◆ Extracted records ◆
_ _ _
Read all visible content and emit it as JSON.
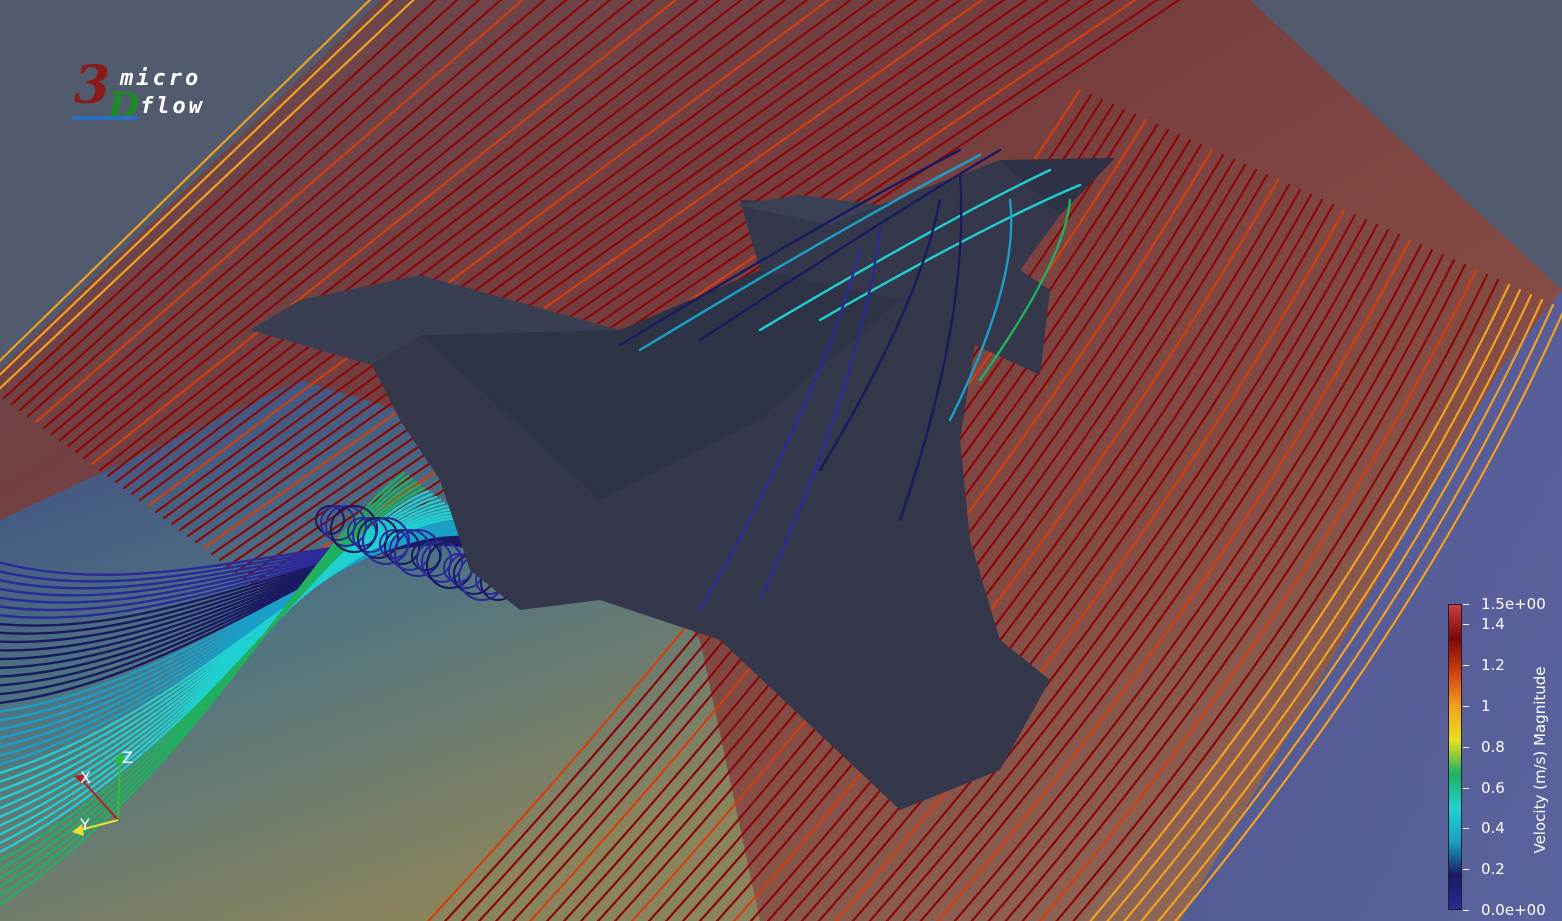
{
  "logo": {
    "digit": "3",
    "letter": "D",
    "word_top": "micro",
    "word_bottom": "flow",
    "digit_color": "#8b1a1a",
    "letter_color": "#1e8a2a",
    "swoosh_color": "#2a6fbf"
  },
  "orientation_axes": {
    "x_label": "X",
    "y_label": "Y",
    "z_label": "Z",
    "x_color": "#b02020",
    "y_color": "#e8e030",
    "z_color": "#30c030"
  },
  "colorbar": {
    "title": "Velocity (m/s) Magnitude",
    "max_label": "1.5e+00",
    "min_label": "0.0e+00",
    "ticks": [
      {
        "value": 1.5,
        "label": "1.5e+00"
      },
      {
        "value": 1.4,
        "label": "1.4"
      },
      {
        "value": 1.2,
        "label": "1.2"
      },
      {
        "value": 1.0,
        "label": "1"
      },
      {
        "value": 0.8,
        "label": "0.8"
      },
      {
        "value": 0.6,
        "label": "0.6"
      },
      {
        "value": 0.4,
        "label": "0.4"
      },
      {
        "value": 0.2,
        "label": "0.2"
      },
      {
        "value": 0.0,
        "label": "0.0e+00"
      }
    ],
    "range": [
      0.0,
      1.5
    ],
    "colormap": [
      "#2a2a9a",
      "#1a1a60",
      "#1aa0c8",
      "#20d0d0",
      "#20b060",
      "#e8e020",
      "#f0a020",
      "#d04010",
      "#7a0a0a",
      "#c84040"
    ]
  },
  "scene": {
    "background": "#525a6e",
    "body_color": "#34384a"
  }
}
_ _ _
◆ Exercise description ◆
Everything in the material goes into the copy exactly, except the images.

◆ Output ◆
Read all visible content and emit it as JSON.
{
  "logo": {
    "digit": "3",
    "letter": "D",
    "word_top": "micro",
    "word_bottom": "flow",
    "digit_color": "#8b1a1a",
    "letter_color": "#1e8a2a",
    "swoosh_color": "#2a6fbf"
  },
  "orientation_axes": {
    "x_label": "X",
    "y_label": "Y",
    "z_label": "Z",
    "x_color": "#b02020",
    "y_color": "#e8e030",
    "z_color": "#30c030"
  },
  "colorbar": {
    "title": "Velocity (m/s) Magnitude",
    "max_label": "1.5e+00",
    "min_label": "0.0e+00",
    "ticks": [
      {
        "value": 1.5,
        "label": "1.5e+00"
      },
      {
        "value": 1.4,
        "label": "1.4"
      },
      {
        "value": 1.2,
        "label": "1.2"
      },
      {
        "value": 1.0,
        "label": "1"
      },
      {
        "value": 0.8,
        "label": "0.8"
      },
      {
        "value": 0.6,
        "label": "0.6"
      },
      {
        "value": 0.4,
        "label": "0.4"
      },
      {
        "value": 0.2,
        "label": "0.2"
      },
      {
        "value": 0.0,
        "label": "0.0e+00"
      }
    ],
    "range": [
      0.0,
      1.5
    ],
    "colormap": [
      "#2a2a9a",
      "#1a1a60",
      "#1aa0c8",
      "#20d0d0",
      "#20b060",
      "#e8e020",
      "#f0a020",
      "#d04010",
      "#7a0a0a",
      "#c84040"
    ]
  },
  "scene": {
    "background": "#525a6e",
    "body_color": "#34384a"
  }
}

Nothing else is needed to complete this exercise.